Is Kohl’s Going To File For Bankruptcy?

If you asked a Magic 8 Ball whether Kohl’s is going to go bankrupt, it would probably say “Reply hazy, try again.” Nobody can divine if the Wisconsin-based retailer is headed toward bankruptcy, or will find some other way to survive in a challenging market. As Milwaukee area bankruptcy attorneys who do a lot of work for businesses and commercial lenders, the Hanson & Payne team is keeping a close eye on what happens at Kohl’s. 

Cannot Predict Now

The company that grew into what is now the largest department store chain in America, was founded in Milwaukee in 1927. Polish immigrant Maxwell Kohl opened a small grocery store, and when it proved successful, expanded until Kohl’s Food Stores was the largest supermarket chain in the Milwaukee area. The first department store run by the chain was opened in Brookfield in 1962, and the company went public in 1992. 

The chain, which is now headquartered in Menomonee Falls, is the largest department store chain in the nation.
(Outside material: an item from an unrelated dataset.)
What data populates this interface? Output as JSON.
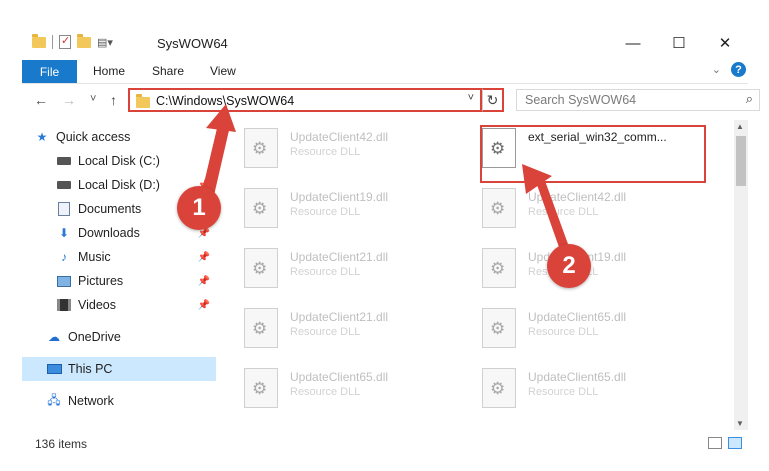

It has locations in every state except Hawaii and continues to grow. However, it is growing at a much slower rate than in the past and has been losing market share to competitors. Activist investors are pressuring company leadership to make some changes to increase the company’s value. 

Concentrate And Ask Again

Last year, the company added new members to its board of directors. 

In March, Kohl’s announced plans to add Sephora mini-shops to roughly 75% of its 1,100 US stores, open 100 new locations at half the size of its traditional outlets in the next four years and increase its popular Kohl’s Cash rewards program to 7.5% on purchases, up from 5%.

“Kohl’s is undergoing a significant transformation of our business model and brand to be the retailer of choice for the Active and Casual lifestyle. We have fundamentally restructured our business to drive sustainable and profitable growth while providing a strong return to shareholders,” said Michelle Gass, Kohl’s chief executive officer.

Now, it is being reported that over 25 other companies are vying to buy Kohl’s outright, including arch-rival JCPenney. JCPenney’s offer values Kohl’s at $8.6 billion.

Better Not Tell You Now

It is interesting that Kohl’s is planning on making some big changes, and does not appear to want to file for bankruptcy in order to do so. Filing for bankruptcy is a common tactic retailers resort to when it is time for them to re-tool. 

Filing for bankruptcy under Chapter 11 means a business can:

  • Reject and renegotiate the unfavorable lease and other contract terms
  • Renegotiate terms of secured financing, including interest rates
  • Negotiate new credit terms with critical trade creditors and suppliers while repaying old payables over an extended period of time
  • And even put a pause on litigation

It is a way to get flexibility and make major changes without going out of business. 

Ask Again Later

At Hanson & Payne, LLC, we help Milwaukee area businesses and commercial lenders navigate the bankruptcy process. We work hard to ensure that our clients’ interests are protected because we believe bankruptcy is a tool and not a torment. Please contact us today if we can be of assistance.